This is the first article of designer clothing I ever owned. A month or so after I got out of rehab my grandma gave me a Nordstrom gift card for my birthday and

May 13, 2014 | Nonfiction

5 Short Essays 

Thomas Cook

Imagine if you can, "a dirty house in a gutted world," the poet said, which what the poet said is precisely what I saw when I stopped to look around while listening to reports from the BBC and ironing my favorite lavender blouse. 

May 6, 2014 | Nonfiction

How I Turned Skyrim into a Middle-Class Life Simulator.

Darren Davis

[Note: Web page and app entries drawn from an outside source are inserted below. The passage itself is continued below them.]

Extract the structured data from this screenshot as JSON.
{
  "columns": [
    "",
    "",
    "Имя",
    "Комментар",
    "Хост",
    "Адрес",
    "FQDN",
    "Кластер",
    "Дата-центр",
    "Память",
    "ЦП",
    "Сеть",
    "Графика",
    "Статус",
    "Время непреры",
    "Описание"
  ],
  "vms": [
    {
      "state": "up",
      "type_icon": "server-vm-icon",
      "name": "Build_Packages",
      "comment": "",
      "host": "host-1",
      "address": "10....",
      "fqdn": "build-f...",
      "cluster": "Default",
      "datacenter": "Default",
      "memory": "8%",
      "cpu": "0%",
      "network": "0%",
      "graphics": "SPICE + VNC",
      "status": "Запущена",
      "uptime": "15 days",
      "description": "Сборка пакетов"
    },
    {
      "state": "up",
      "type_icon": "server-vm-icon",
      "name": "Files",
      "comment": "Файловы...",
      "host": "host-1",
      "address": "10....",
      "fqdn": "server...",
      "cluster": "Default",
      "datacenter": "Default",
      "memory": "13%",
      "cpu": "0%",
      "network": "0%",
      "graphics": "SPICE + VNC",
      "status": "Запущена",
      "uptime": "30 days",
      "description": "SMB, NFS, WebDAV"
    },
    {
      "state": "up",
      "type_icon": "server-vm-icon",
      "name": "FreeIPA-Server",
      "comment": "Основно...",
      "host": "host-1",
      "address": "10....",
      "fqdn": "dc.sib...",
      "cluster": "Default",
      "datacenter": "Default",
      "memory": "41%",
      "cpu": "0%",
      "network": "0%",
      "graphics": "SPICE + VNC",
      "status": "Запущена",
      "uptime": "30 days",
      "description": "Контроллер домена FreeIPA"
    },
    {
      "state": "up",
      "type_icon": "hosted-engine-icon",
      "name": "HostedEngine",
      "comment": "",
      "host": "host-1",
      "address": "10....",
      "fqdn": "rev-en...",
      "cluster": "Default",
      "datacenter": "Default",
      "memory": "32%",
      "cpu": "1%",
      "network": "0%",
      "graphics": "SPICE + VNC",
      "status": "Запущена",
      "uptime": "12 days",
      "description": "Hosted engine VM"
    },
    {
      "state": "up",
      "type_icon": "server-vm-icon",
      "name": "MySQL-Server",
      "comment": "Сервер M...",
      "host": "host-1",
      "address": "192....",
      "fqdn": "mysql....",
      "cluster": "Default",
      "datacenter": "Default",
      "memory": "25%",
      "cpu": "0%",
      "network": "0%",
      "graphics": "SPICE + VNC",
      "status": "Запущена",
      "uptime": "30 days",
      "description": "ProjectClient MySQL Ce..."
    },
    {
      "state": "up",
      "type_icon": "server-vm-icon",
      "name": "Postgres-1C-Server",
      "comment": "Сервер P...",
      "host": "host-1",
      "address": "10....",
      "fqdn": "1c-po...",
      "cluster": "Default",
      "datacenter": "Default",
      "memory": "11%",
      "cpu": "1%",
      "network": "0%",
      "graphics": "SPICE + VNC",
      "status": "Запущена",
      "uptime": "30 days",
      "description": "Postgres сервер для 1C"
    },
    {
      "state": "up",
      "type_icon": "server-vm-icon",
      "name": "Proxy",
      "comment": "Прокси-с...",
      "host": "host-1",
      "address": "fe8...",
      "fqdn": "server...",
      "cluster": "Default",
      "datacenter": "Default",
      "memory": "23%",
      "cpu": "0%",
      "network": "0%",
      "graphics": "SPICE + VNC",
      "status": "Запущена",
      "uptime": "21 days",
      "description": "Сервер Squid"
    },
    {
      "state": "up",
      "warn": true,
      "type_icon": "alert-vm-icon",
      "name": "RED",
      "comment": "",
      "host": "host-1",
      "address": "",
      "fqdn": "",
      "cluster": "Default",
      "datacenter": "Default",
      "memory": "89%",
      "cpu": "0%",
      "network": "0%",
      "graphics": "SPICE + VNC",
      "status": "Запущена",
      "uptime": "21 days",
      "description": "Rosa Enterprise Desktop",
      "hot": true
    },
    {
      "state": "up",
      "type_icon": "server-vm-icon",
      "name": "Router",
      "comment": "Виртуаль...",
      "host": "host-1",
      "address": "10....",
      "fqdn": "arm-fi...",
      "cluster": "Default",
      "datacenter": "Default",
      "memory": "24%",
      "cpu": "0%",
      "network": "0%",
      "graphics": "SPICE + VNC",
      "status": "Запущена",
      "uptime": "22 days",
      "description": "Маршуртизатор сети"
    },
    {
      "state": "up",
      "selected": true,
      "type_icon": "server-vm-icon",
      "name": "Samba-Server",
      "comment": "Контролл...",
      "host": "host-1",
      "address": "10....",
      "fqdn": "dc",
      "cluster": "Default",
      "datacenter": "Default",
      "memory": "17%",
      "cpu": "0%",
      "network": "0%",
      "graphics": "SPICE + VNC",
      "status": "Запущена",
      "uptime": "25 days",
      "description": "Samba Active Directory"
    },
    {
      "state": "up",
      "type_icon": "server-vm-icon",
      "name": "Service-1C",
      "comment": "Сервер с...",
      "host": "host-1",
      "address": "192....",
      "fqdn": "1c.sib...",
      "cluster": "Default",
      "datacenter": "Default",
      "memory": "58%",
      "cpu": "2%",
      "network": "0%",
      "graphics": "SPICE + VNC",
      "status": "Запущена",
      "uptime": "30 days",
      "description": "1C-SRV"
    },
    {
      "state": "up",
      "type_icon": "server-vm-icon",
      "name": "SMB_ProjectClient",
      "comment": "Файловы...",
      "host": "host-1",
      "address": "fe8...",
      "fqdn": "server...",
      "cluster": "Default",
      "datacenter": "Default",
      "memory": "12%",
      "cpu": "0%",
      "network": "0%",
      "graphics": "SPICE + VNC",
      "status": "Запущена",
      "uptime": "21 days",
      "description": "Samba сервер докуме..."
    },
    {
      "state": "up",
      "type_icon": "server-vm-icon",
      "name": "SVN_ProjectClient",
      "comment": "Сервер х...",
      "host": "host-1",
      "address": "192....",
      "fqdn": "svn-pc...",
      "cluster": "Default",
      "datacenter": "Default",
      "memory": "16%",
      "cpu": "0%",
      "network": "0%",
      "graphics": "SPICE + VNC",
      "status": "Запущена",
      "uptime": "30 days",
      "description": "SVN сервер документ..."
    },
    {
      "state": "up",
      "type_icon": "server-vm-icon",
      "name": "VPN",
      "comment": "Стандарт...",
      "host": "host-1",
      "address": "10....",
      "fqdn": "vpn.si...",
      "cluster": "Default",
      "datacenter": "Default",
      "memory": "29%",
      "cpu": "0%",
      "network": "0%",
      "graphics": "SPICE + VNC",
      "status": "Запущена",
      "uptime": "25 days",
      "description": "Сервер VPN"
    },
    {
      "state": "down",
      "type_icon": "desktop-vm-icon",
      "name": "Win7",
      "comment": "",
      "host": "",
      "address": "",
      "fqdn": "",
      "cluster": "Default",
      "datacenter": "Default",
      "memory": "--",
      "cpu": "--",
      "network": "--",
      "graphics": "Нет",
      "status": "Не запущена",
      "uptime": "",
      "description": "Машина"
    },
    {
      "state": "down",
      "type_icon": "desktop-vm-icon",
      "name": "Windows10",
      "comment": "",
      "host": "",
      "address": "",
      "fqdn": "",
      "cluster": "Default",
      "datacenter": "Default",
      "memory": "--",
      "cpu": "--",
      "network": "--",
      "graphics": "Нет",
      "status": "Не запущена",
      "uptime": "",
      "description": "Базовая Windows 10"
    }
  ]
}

In November 2011, Bethesda Game Studios released Skyrim, a gigantic, multi-console fantasy role playing game set in Bethesda's larger Elder Scrolls universe. Also in November 2011, I was just starting my graduate program at the University of Washington. I watched the footage on YouTube and told myself that after grad school, after I was done studying literary nonfiction and contextualizing and living an examined life, I would play the hell out of this game.

April 29, 2014 | Nonfiction

hi my name is, huh? my name is, what?

Richard Wehrenberg, Jr.


in maybe middle school i started telling my teachers, on the first day of class, that i’d prefer to be called rich. my friends started calling me rich too, because i told them to. i think

April 21, 2014 | Nonfiction

Frasier at 31

Amanda Goldblatt

Frasier Crane never gets what he wants because Frasier Crane is a horrible person.


Amanda is in her first year of a new city, Chicago, binging on television on the internet, and suspects

April 14, 2014 | Nonfiction

The First Game

Nicholas Ward

We parked on Michigan Avenue like we always would, walking hand-in-hand through Corktown, the oldest neighborhood in Detroit. We bought peanuts in brown paper bags from vendors on the street. They

Recent Books

Dear Nico: the Diary of Elizabeth Ellen (Nov, 2018-Feb, 2020)

Elizabeth Ellen

 "It captures all the doubts, giddiness, confessional streaks, blabbiness, self-alarms, rationalizations, feigned equipoise, and instantly breakable resolves of a person freshly infatuated and likely in love."   -anonymous writer friend


Garielle Lutz

“Lutz’s work is a marvel of the possibilities of language.  Each of her sentences is an intricately crafted thing, deeply complex yet crystalline in its clarity . . . her command of each and every word remains supreme.”     

  --Mira Braneck, The Paris Review Daily


Garielle Lutz is the author of The Complete Gary Lutz, among other books.


Elle Nash

“Transgressive and immediate: you feel these stories shoot through and wrap around you.” 

             - Kyle F. Williams, Full Stop Magazine